In just three months, the University of Johannesburg (UJ) has reached its year-end target of R60 million to support 3,500 academically deserving ‘Missing Middle’ students.
At the time of its launch in February 2016, the ‘Missing Middle’ campaign was the biggest fundraising campaign ever undertaken by a South African institution of higher learning. The campaign aims to support students who are ‘too rich’ to qualify for government support, but ‘too poor’ to afford tuition fees and qualify for commercial loans.
“The #feesmustfall campaign in 2015 highlighted the funding challenges facing all South African universities. However, we are acutely aware as a major national university located in the country’s economic heartland, that we have a particular duty to thousands of our students who no longer qualify for government support via NSFAS, but whose families cannot afford to put them through university,” says Prof Ihron Rensburg, Vice-Chancellor and Principal, UJ.
The University working with the UJ Student Representative Council (UJSRC) has assisted 3,500 students by paying their registration fees and minimum initial payments for the 2016 academic year. However, these students still require support for the balance of their fees and other needs. The average cost of funding a UJ student for a year currently stands at R85 000. This includes tuition, accommodation, books and other living allowances.
“I am deeply grateful to our Council, alumni and convocation, the UJ Student Advisory Council (UJSAC) and UJSRC, University Executives and Senior University Leaders, staff, students, business and industry, and the public sector for their timely response and extremely generous contributions that have helped us reach this milestone. I do though still appeal for further contributions to this honorable cause for it is in this manner that we demonstrate our commitment to human solidarity and shared human progress. By giving generously to the ‘Missing Middle’ campaign we are also concretely contributing to shaping and empowering the country’s future leaders,” Prof Rensburg said.

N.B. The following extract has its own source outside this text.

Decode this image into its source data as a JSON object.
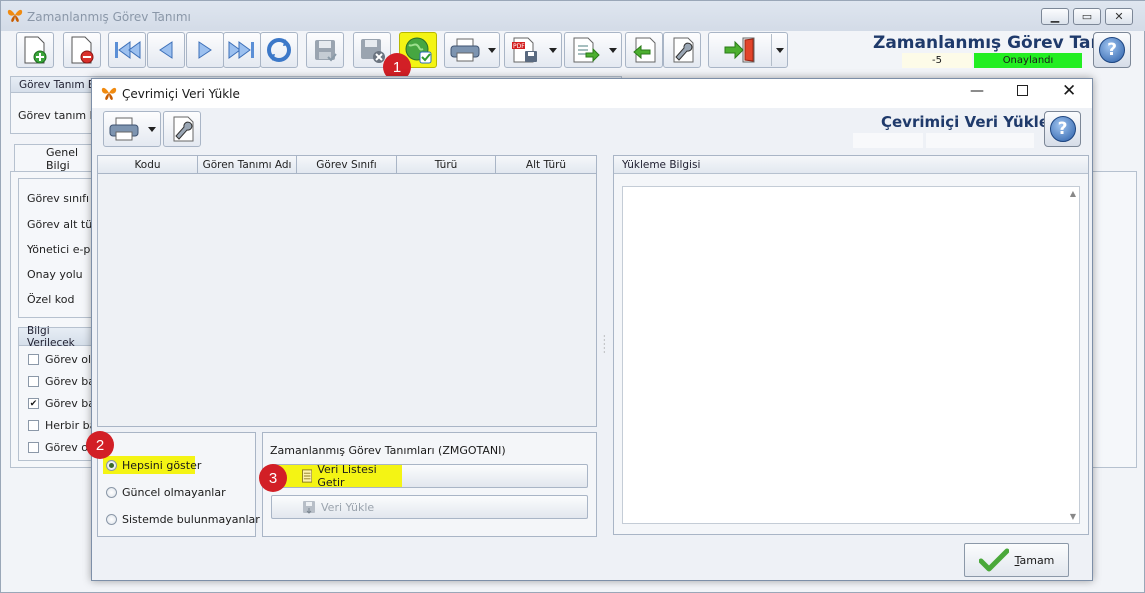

Prof Rensburg concludes: “Every year, as we are doing right now at our June our graduation ceremonies where we are graduating a further 2,222 students following the 9,046 who graduated in March/April, UJ is proud to graduate more than 6,000 first-generation university students who will go on to make immeasurable differences in their families, in their communities, in our nation and in our world.”